The goal, Allen said, was finding ways “to bring attention, and a sense of identity and character, to downtown South Salt Lake,” an area generally spanning from the 2100 South TRAX stop to the water tower just south of Interstate 80.

Thus was born Mural Fest, an annual event in May in which street artists create 10 murals at various South Salt Lake businesses. In the event’s two years, Utah artists such as as Haworth, Call, Chuck Landvatter, Matt Monsoon, Roger Whiting, Evan Jed Memmott, Veronica Zak, Traci O’Very Covey and Josh Scheuerman have created murals, often at rates well below their usual commission fee.

One nationally known artist, who goes by the name Arcy, came to South Salt Lake to create a mural for the Level Crossing Brewery near the water tower.

“He showed up in the middle of the night, he slept in his truck, he didn’t want to talk to anybody. He did that mural in two days, it’s all done with spray paint. And then he literally just kind of snuck away in the middle of the night,” Allen said. “We paid him $3,000. He drove all the way from Connecticut, rented a Lyft, paid for his own paint.”

Mural art, Allen said, “creates this cool factor for your city. … It appeals to everybody. And the best part about it is it’s free.”

For artists like Shae Petersen, one appeal of murals is their size. Petersen, who’s based in Salt Lake City but works around the country under the tag SRILART, created two of the most massive murals in the Salt Lake area. Both feature Greek gods: “Atlas,” a five-story-tall mural at the Hardware Apartments near West High School; and “Zeus,” a 100-foot-wide work on the side of the Stone Unlimited building on 300 West just off 3300 South.

“Scale allows you to do a lot more, just with composition,” Petersen said. “Some of these walls, which are 100 feet long or 60 feet tall, [allow] you to spread out and adjust the composition to either fit the space or incorporate more detail.

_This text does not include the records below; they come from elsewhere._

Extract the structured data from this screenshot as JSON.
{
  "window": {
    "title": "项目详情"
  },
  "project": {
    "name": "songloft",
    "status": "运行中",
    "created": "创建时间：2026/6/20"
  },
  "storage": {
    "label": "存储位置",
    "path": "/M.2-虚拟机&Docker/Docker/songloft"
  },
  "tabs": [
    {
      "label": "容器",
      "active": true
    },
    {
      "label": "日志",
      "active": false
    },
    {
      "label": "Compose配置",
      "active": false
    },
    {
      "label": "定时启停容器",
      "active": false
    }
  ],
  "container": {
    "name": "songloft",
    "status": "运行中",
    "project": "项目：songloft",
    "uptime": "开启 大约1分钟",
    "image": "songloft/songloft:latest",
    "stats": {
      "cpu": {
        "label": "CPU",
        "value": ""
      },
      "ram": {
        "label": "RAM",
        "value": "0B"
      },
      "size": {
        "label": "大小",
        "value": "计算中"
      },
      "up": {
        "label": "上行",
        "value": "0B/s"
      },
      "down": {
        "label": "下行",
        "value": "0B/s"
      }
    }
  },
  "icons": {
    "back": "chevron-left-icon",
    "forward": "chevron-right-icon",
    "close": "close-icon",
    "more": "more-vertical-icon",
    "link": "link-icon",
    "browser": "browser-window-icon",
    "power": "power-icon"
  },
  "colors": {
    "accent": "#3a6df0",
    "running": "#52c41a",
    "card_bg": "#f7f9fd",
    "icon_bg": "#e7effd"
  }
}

Scale gives you more freedom.”

Salt Lake City’s mural scene has room to improve, Petersen said. “We’re still a few years behind other cities,” he said. “We’re not quite seeing the level in Salt Lake that you do in other cities — in talent, but also scale. A lot of it is still pretty small, pretty constrained.”

More to come

More murals are in the offing. Dyer said he’s been approached by businesses that want to hire artists. “We thought this might happen, where if we did put up murals, new business owners and property owners would feel like they’re the odd duck out if they don’t have a mural on their building,” he said.

Sharp said the Jazz are looking at what the team will do this season, and may go outside Salt Lake City. “[The Jazz] represent an entire state, not just a city,” Sharp said.

Near Haworth’s crosswalk, work will begin this month on another mural at Squatter’s Pub for the brewery’s 30th anniversary. Pat Bagley, The Salt Lake Tribune’s editorial cartoonist, is designing the new mural, and a label for a limited-run beer — both to be unveiled Sept. 8, at Squatter’s anniversary beer festival.

Salt Lake City is “a unique city,” Haworth said, and murals can help keep it that way. A mural creates “a moment of something original, that isn’t a multiple. It’s only there, it’s only then, of that moment. It makes people feel very present in the place that they are.”

For Dyer, “being surrounded by art … just makes life better and makes people happier. And it makes us a more thoughtful and cultured society.”

Coverage of downtown Salt Lake City arts groups is supported by a grant from The Blocks, a cultural initiative of Salt Lake City and Salt Lake County.